There are several ways in which God is described in Scripture. There are no words to describe God fully, but throughout scripture people use different images to describe God. Most often, God is described in terms of what he does: God is creator, God speaks out of a fire or God saves the nation of Israel. By showing what God has done, Scripture writers show how awesome God is. But God is not just a God who does. God is a being. God is not a doing. God is a being and because we are created in the image of God, it means that we are a being as well. We are not human doings, we are human beings. We are not defined by what we do or by what we are capable of doing; we get our dignity by who we are: created beings, in the image and likeness of God. But God is also not just a force of nature – THE FORCE from Star Wars – God is not a life force or energy, God is not a concept (despite what John Lennon says); God is a person. You can have a personal relationship with God. God is a person – and we too are persons. We are persons from the moment of conception to the moment of natural death. No matter what you have done, no matter whether you are in a coma, or whether you suffer from an intellectual disability, whether you are conscious or not, you are a person. But God is not just A person; God is THREE persons.

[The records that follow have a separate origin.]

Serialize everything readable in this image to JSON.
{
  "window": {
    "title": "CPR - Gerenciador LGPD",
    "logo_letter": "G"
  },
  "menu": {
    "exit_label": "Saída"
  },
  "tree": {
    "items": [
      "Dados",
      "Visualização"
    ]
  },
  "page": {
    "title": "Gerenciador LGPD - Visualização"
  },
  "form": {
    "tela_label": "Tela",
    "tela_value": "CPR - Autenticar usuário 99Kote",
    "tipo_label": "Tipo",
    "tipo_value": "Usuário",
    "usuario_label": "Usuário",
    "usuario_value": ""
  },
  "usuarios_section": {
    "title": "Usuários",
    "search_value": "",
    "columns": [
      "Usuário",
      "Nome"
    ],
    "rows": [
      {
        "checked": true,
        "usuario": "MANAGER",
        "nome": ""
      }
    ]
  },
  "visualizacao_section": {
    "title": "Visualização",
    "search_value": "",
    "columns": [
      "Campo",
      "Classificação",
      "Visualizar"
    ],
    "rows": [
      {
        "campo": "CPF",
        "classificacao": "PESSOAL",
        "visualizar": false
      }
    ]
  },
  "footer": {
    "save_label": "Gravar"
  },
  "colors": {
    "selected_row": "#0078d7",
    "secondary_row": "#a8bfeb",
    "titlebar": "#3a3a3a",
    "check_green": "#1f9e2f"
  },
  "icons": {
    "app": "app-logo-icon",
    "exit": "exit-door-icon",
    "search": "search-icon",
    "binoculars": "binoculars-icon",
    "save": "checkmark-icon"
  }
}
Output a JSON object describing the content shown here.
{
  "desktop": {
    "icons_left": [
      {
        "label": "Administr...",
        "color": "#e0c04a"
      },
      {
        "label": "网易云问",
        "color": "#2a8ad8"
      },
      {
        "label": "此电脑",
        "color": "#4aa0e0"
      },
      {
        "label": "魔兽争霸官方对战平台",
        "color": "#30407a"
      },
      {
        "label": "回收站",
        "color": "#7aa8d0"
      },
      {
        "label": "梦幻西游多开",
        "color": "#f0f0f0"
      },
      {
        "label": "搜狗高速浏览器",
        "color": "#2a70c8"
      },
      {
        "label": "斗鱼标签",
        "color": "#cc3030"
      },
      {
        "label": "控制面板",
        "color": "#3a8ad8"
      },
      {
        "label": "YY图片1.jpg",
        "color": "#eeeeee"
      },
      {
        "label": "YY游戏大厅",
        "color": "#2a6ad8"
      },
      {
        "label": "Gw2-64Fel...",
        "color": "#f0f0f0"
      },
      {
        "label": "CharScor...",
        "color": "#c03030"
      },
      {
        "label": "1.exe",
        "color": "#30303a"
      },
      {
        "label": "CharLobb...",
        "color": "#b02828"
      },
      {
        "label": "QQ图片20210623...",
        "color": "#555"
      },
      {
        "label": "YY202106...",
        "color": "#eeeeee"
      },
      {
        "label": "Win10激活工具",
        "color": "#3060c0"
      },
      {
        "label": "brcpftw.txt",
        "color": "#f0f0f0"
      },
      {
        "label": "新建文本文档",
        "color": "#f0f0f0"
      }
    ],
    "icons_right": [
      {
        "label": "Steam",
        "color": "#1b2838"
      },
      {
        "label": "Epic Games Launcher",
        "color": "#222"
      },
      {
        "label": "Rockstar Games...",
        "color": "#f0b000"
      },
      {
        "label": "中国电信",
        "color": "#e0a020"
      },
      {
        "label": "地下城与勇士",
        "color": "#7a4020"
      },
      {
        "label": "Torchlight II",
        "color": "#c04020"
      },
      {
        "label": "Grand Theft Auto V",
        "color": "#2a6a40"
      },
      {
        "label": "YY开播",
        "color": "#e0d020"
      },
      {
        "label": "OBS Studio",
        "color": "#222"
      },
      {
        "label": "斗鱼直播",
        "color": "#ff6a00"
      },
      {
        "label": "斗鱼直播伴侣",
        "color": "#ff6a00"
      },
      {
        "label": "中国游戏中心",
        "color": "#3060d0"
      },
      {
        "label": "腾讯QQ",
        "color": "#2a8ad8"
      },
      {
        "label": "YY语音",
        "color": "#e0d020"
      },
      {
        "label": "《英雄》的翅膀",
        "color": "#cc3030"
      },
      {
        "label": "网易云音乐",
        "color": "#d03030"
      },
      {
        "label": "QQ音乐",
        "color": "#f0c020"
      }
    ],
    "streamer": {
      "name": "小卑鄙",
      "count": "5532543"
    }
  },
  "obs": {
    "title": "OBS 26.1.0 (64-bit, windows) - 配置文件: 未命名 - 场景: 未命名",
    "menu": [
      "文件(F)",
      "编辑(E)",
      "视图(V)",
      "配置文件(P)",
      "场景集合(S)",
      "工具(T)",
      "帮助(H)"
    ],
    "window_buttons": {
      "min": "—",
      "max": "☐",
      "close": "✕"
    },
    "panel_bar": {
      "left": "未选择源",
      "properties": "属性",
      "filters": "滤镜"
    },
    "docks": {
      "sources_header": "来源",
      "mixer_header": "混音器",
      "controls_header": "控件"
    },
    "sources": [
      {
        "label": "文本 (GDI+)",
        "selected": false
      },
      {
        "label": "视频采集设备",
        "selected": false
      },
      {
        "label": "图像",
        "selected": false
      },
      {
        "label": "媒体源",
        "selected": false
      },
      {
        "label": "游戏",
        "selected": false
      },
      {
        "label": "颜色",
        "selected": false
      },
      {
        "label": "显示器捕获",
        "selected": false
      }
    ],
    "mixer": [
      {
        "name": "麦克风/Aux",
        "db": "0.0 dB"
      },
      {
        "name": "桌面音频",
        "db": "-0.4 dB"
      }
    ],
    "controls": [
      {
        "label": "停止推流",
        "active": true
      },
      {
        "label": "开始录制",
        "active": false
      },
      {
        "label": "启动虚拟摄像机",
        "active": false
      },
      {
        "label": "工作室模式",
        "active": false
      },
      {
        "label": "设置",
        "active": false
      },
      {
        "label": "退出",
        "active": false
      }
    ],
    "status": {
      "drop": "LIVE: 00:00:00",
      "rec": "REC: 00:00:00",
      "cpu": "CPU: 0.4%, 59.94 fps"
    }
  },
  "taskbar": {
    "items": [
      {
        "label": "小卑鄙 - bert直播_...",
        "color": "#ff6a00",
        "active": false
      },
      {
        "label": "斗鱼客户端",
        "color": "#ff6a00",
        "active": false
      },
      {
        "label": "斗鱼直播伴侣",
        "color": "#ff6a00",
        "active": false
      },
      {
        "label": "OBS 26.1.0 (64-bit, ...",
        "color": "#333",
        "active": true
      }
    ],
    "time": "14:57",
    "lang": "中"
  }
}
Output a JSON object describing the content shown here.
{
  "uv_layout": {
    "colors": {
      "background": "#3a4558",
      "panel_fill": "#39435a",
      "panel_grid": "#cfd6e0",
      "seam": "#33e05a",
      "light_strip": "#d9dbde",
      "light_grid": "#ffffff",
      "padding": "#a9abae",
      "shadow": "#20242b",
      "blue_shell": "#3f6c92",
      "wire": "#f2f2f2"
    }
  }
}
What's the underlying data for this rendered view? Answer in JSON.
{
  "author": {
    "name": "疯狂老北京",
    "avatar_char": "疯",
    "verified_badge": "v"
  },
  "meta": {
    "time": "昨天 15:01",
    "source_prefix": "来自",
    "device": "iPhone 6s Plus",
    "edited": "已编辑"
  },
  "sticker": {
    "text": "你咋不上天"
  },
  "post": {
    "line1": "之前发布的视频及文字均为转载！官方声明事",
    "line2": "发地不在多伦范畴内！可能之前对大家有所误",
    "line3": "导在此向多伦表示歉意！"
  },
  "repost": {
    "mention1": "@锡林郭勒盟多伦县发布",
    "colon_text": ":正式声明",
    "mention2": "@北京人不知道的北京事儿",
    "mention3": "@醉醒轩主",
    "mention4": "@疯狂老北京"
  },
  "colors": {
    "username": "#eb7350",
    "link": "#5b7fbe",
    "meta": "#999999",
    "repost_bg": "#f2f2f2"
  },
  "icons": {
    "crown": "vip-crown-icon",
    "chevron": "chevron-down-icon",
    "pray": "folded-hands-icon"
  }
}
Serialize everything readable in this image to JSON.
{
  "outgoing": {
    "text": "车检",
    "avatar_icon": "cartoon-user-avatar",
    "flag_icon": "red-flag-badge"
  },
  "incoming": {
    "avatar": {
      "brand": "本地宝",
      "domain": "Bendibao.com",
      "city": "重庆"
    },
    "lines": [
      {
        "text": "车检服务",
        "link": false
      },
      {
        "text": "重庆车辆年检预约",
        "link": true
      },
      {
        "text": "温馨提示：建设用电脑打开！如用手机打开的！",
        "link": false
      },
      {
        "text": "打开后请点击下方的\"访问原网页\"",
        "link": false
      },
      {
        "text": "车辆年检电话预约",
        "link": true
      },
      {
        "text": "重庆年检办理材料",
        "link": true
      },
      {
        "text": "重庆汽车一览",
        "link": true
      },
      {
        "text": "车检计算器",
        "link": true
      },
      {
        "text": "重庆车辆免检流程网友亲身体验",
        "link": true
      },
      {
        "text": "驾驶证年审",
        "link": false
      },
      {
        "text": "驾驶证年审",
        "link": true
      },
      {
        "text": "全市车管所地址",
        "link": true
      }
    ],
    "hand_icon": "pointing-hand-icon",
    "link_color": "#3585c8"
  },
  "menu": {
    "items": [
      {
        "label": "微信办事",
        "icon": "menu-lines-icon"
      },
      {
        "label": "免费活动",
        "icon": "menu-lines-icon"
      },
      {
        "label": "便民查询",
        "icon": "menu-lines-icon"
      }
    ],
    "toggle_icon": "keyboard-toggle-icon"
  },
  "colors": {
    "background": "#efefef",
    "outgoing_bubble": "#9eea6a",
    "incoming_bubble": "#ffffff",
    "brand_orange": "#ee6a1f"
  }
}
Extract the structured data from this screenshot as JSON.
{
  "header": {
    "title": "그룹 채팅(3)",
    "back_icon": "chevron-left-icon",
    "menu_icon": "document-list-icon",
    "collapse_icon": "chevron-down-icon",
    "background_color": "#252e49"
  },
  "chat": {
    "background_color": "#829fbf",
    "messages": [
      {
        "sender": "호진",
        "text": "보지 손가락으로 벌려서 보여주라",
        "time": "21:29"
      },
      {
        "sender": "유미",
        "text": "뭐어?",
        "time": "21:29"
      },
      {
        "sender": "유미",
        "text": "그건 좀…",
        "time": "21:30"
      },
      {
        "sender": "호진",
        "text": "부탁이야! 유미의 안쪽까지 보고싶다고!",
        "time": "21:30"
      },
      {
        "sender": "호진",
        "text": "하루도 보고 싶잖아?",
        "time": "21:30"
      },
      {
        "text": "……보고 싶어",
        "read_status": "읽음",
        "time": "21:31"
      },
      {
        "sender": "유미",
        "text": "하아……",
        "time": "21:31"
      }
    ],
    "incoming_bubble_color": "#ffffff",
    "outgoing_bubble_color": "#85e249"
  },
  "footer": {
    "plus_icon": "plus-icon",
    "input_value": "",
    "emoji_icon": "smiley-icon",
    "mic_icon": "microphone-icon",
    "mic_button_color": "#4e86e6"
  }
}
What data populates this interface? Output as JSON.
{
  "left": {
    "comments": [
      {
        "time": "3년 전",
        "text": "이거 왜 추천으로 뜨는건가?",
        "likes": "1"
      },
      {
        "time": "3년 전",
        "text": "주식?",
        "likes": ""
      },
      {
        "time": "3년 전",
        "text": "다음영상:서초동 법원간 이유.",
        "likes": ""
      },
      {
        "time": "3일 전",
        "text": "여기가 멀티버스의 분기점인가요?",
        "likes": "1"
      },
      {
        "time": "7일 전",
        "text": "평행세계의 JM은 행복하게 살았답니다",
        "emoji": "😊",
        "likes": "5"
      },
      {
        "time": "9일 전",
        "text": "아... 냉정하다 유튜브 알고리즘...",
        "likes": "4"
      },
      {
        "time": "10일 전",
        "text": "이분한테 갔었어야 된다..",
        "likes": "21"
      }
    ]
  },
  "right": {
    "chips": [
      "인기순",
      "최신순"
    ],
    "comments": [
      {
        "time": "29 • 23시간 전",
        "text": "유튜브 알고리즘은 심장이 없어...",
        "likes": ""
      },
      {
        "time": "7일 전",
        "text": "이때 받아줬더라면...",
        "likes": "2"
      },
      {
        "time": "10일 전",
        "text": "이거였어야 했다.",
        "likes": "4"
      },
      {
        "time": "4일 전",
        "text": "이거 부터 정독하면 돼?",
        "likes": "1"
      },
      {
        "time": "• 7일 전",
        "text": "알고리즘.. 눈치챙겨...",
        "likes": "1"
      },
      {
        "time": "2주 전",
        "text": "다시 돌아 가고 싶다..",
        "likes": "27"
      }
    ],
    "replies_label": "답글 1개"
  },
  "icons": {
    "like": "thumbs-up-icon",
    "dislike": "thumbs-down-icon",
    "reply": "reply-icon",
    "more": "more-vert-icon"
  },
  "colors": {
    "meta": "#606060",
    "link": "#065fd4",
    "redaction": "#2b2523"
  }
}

This, to me makes perfect sense. Think about it: If God is love, then God can’t be alone. You can’t be love in solitude. If God is love, it makes sense that God is a relationship; a community of persons; Father, Son and Holy Spirit. God is a living, dynamic, loving, relationship, community of love between three persons who continually, eternally are outpouring themselves into each other and receiving the outpouring of each other into themselves. It sounds a bit new age, but it’s true. God is a community. God is relationship. And so, we too are called to relationship. We too are called to community. We too are called to love. God is not just a being, but a “being with”. And that means that we are created to “be with” each other and to “be with” God. That’s what COMMUNION means. And by virtue of our Baptism (Jesus says at the end of the Gospel of Matthew that we are to baptise “in the name of the Father and the son and the Holy Spirit”) we are baptised into the Trinity. That means that through our baptism we can enter into that loving, inner relationship of Father, Son and Holy Spirit. That means that we are no longer outside of God. – By virtue of our baptism we can participate INSIDE the life of the trinity – not outside, as slaves, but inside as sons and daughters.

And this is good news. And what a better example of this than when we come to the Eucharist. We receive Christ in Communion. But not just Christ, but the fullness of God: the Father, Son and Holy Spirit. In the Eucharist God comes to live inside of us and we are brought within God. He abides in us and we abide in Him. That’s pretty cool because it means that when we pray to God, we don’t pray to Him from the outside; we pray to God from the inside.

So when Jesus says (again, at the end of the Gospel of Matthew) that “I am with you always, to the end of the age”, he means it. He is God who is a “being with”. He is God who is “I Am”, God who is Emmanuel “with you” and God who is “always”. He is the Trinity. He is with us and we are with him; He is within us and we are within Him: The Father, Son and Holy Spirit, always, until the end of the age.